▸ **TASK OBJECTIVE**:
Your answer should repeat the entries in full, exactly as given, with no pictures.

Top of SUPPLIED ENTRIES

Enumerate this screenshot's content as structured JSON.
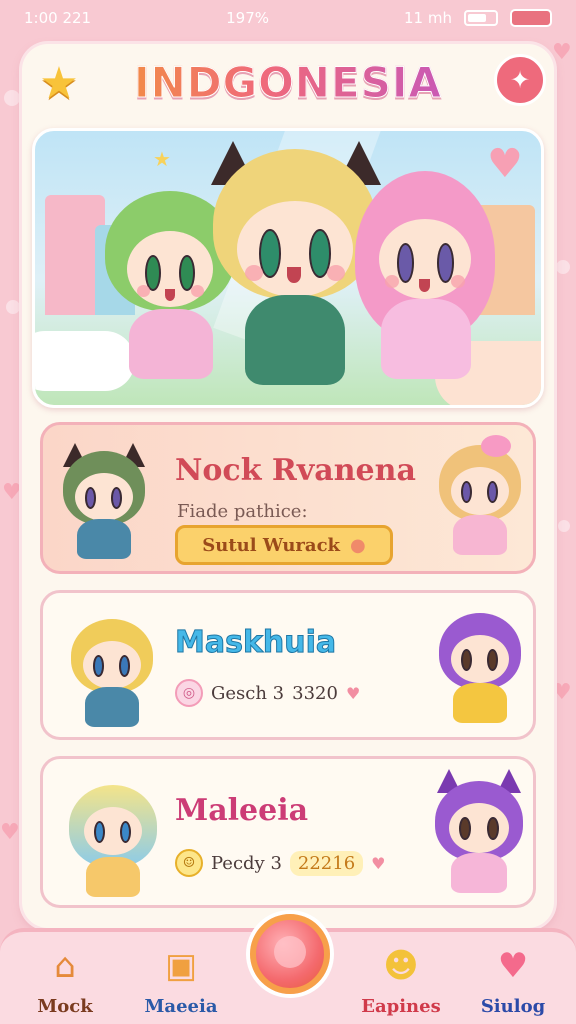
{
  "status_bar": {
    "time": "1:00 221",
    "center": "197%",
    "signal": "11 mh"
  },
  "header": {
    "title": "INDGONESIA",
    "left_icon": "star-icon",
    "right_icon": "candy-icon"
  },
  "hero": {
    "characters": [
      "green-hair-cat-girl",
      "blonde-cat-girl",
      "pink-hair-girl"
    ]
  },
  "cards": [
    {
      "title": "Nock Rvanena",
      "subtitle": "Fiade pathice:",
      "button_label": "Sutul Wurack",
      "button_icon": "bean-icon"
    },
    {
      "title": "Maskhuia",
      "stat_text": "Gesch 3",
      "stat_value": "3320",
      "stat_icon": "coin-icon"
    },
    {
      "title": "Maleeia",
      "stat_text": "Pecdy 3",
      "stat_value": "22216",
      "stat_icon": "smile-coin-icon"
    }
  ],
  "tab_bar": {
    "tabs": [
      {
        "label": "Mock",
        "icon": "house-icon",
        "color": "#7a3b1f"
      },
      {
        "label": "Maeeia",
        "icon": "gift-box-icon",
        "color": "#2b5aa8"
      },
      {
        "label": "",
        "icon": "center-orb-icon",
        "color": "#f46a6e"
      },
      {
        "label": "Eapines",
        "icon": "smiley-badge-icon",
        "color": "#d03a4a"
      },
      {
        "label": "Siulog",
        "icon": "heart-balloon-icon",
        "color": "#2b4aa8"
      }
    ]
  },
  "colors": {
    "background": "#f8c9d2",
    "card": "#fdf7ee",
    "accent_pink": "#ee6a7c",
    "accent_yellow": "#fbd16b"
  }
}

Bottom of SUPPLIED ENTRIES

▸ **TASK RESPONSE**:
Enumerate this screenshot's content as structured JSON.
{
  "status_bar": {
    "time": "1:00 221",
    "center": "197%",
    "signal": "11 mh"
  },
  "header": {
    "title": "INDGONESIA",
    "left_icon": "star-icon",
    "right_icon": "candy-icon"
  },
  "hero": {
    "characters": [
      "green-hair-cat-girl",
      "blonde-cat-girl",
      "pink-hair-girl"
    ]
  },
  "cards": [
    {
      "title": "Nock Rvanena",
      "subtitle": "Fiade pathice:",
      "button_label": "Sutul Wurack",
      "button_icon": "bean-icon"
    },
    {
      "title": "Maskhuia",
      "stat_text": "Gesch 3",
      "stat_value": "3320",
      "stat_icon": "coin-icon"
    },
    {
      "title": "Maleeia",
      "stat_text": "Pecdy 3",
      "stat_value": "22216",
      "stat_icon": "smile-coin-icon"
    }
  ],
  "tab_bar": {
    "tabs": [
      {
        "label": "Mock",
        "icon": "house-icon",
        "color": "#7a3b1f"
      },
      {
        "label": "Maeeia",
        "icon": "gift-box-icon",
        "color": "#2b5aa8"
      },
      {
        "label": "",
        "icon": "center-orb-icon",
        "color": "#f46a6e"
      },
      {
        "label": "Eapines",
        "icon": "smiley-badge-icon",
        "color": "#d03a4a"
      },
      {
        "label": "Siulog",
        "icon": "heart-balloon-icon",
        "color": "#2b4aa8"
      }
    ]
  },
  "colors": {
    "background": "#f8c9d2",
    "card": "#fdf7ee",
    "accent_pink": "#ee6a7c",
    "accent_yellow": "#fbd16b"
  }
}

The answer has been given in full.